THz waves used to evaluate GaN quality
Figure a) shows that near the surface, the energy band is bent due to the surface potential. It is thought that photoexcited carriers are accelerated by the band bending, thereby radiating THz. It is also thought that the change in THz wave emission intensity due to defects, as shown in Figure b), is because the energy band is bent significantly due to electrons trapped by defects near the surface, which further accelerates carriers.
A group of researchers at the Institute of Laser Engineering at Osaka University led by Iwao Kawayama, working with the company Screen Holdings, has succeeded in visualising changes in defect density on the surface of GaN using a laser terahertz emission microscope (LTEM) which measures THz waves generated by laser emission.
The group says its discovery shows that LTEM is useful as a new method for evaluating the quality of wide-gap semiconductors and expects that LTEM will bring a breakthrough in the development of next-generation optical devices, super high frequency devices, and energy devices.

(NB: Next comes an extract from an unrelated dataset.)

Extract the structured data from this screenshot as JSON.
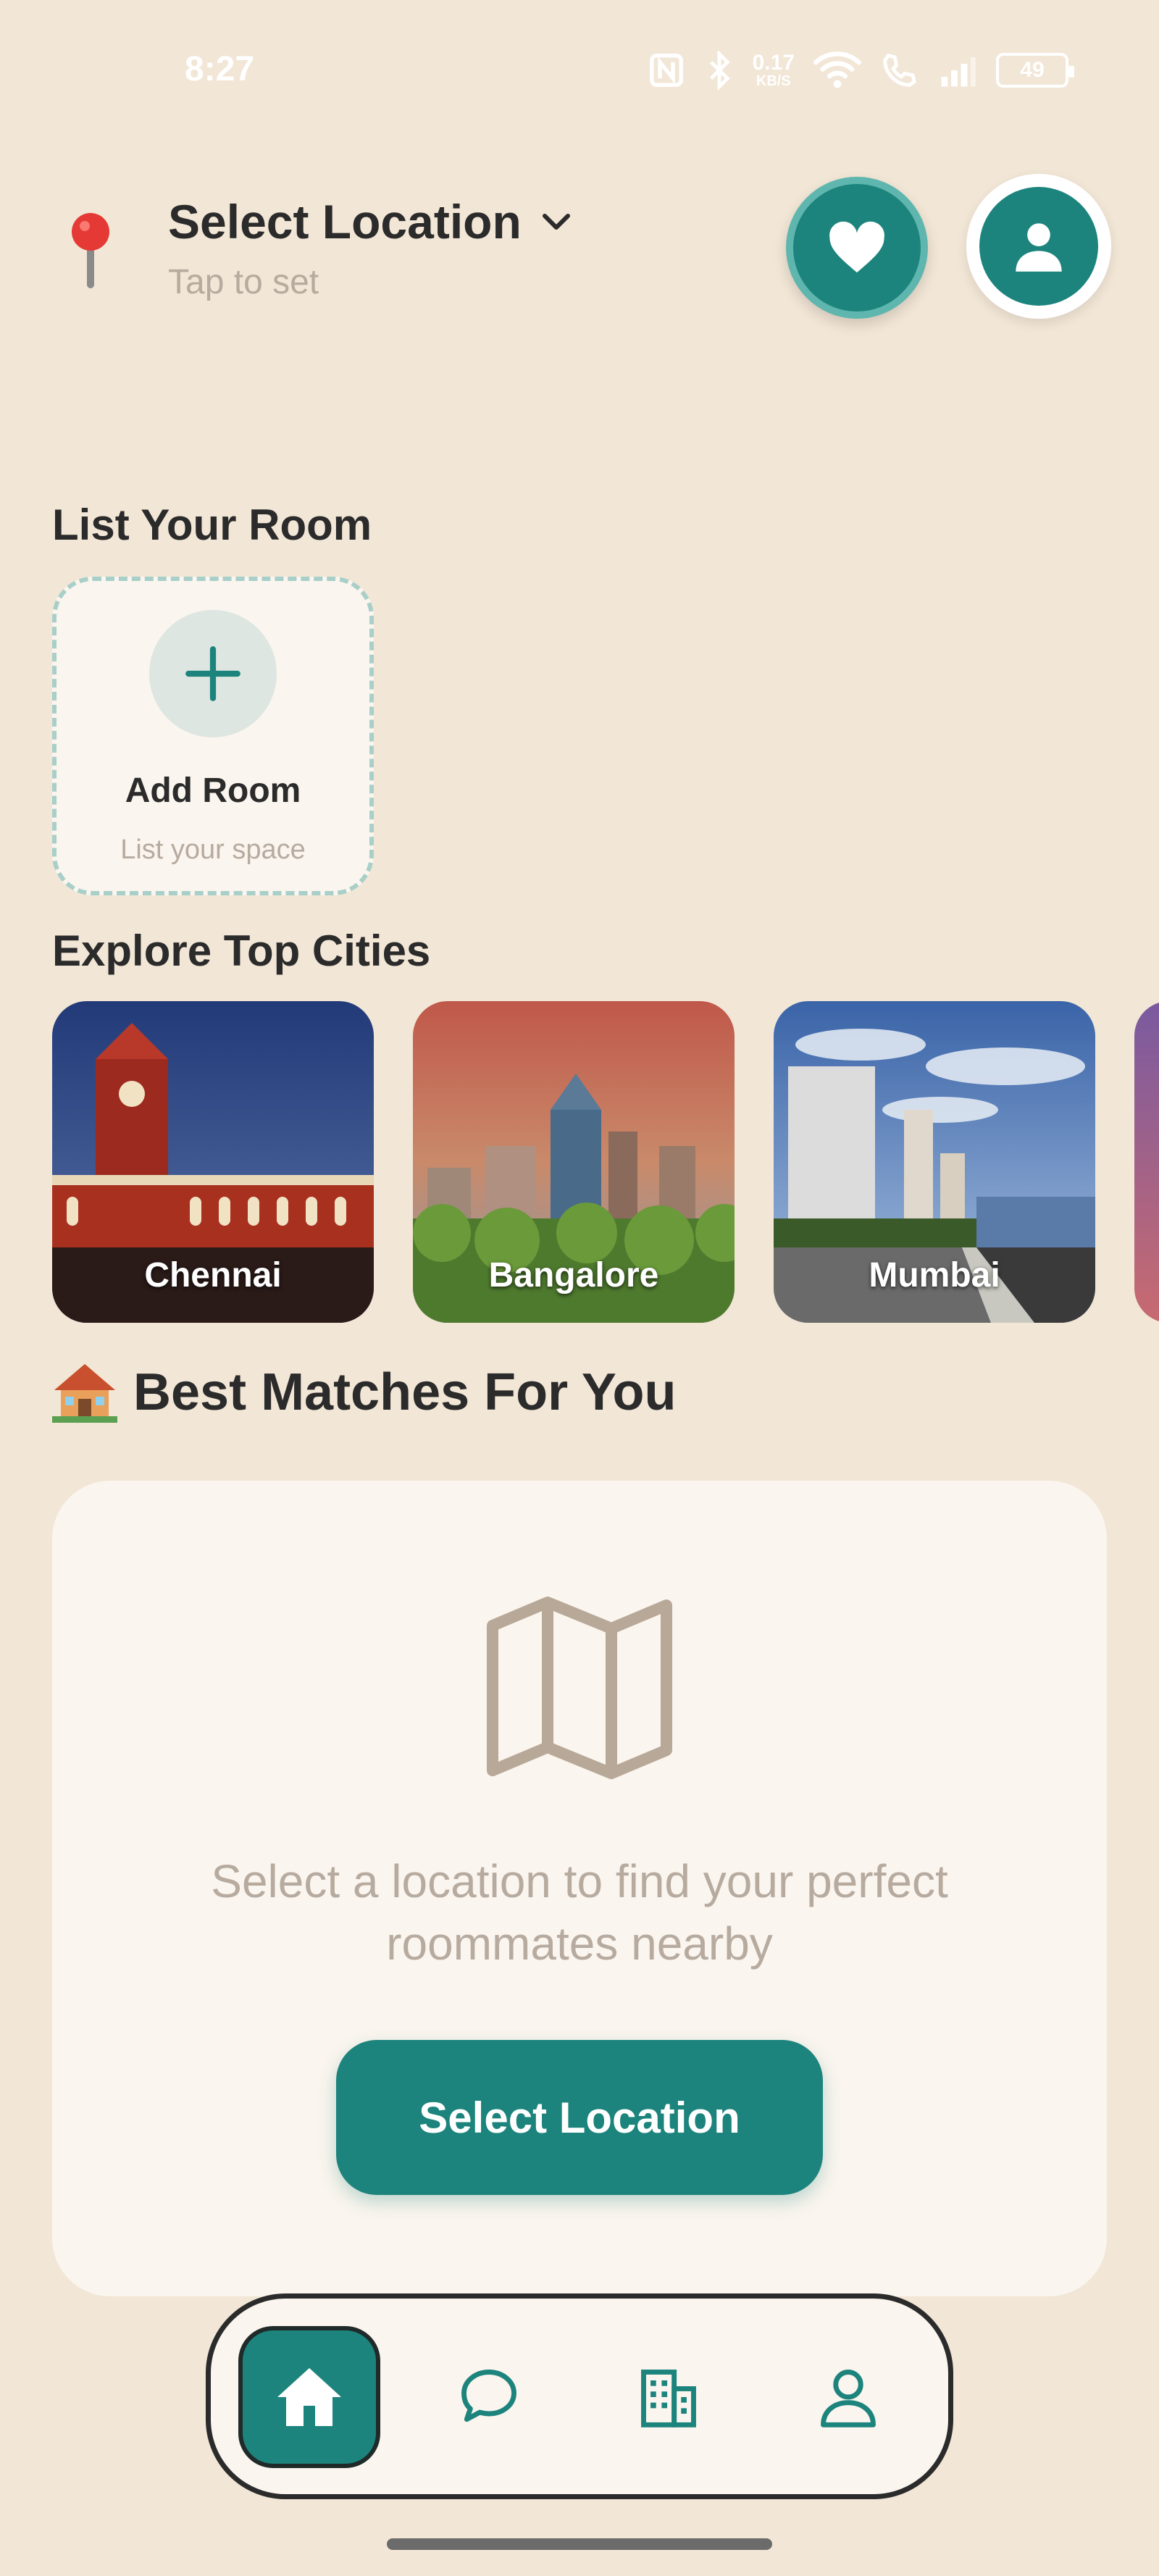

The group examined the intensity distribution of THz generated by radiating ultraviolet femtosecond laser pulses on the surface of GaN crystal through LTEM. As a result, it was found that there were regions with high intensity of THz emission and ones with low intensity of THz emission.
Additionally, when the LTEM image was compared with the image obtained through photoluminescence (PL) using a conventional method, it was found that there was a strong correlation between the distribution of emission intensity due to lattice defects and the intensity distribution of THz wave emission.
Furthermore, from results measurement through modification of excited lasers, it was confirmed that THz emission needs excitation light with larger energy than the band gap energy.
'Visualization of GaN surface potential using terahertz emission enhanced by local defects'; Scientific Reports 5, 13860 (2015)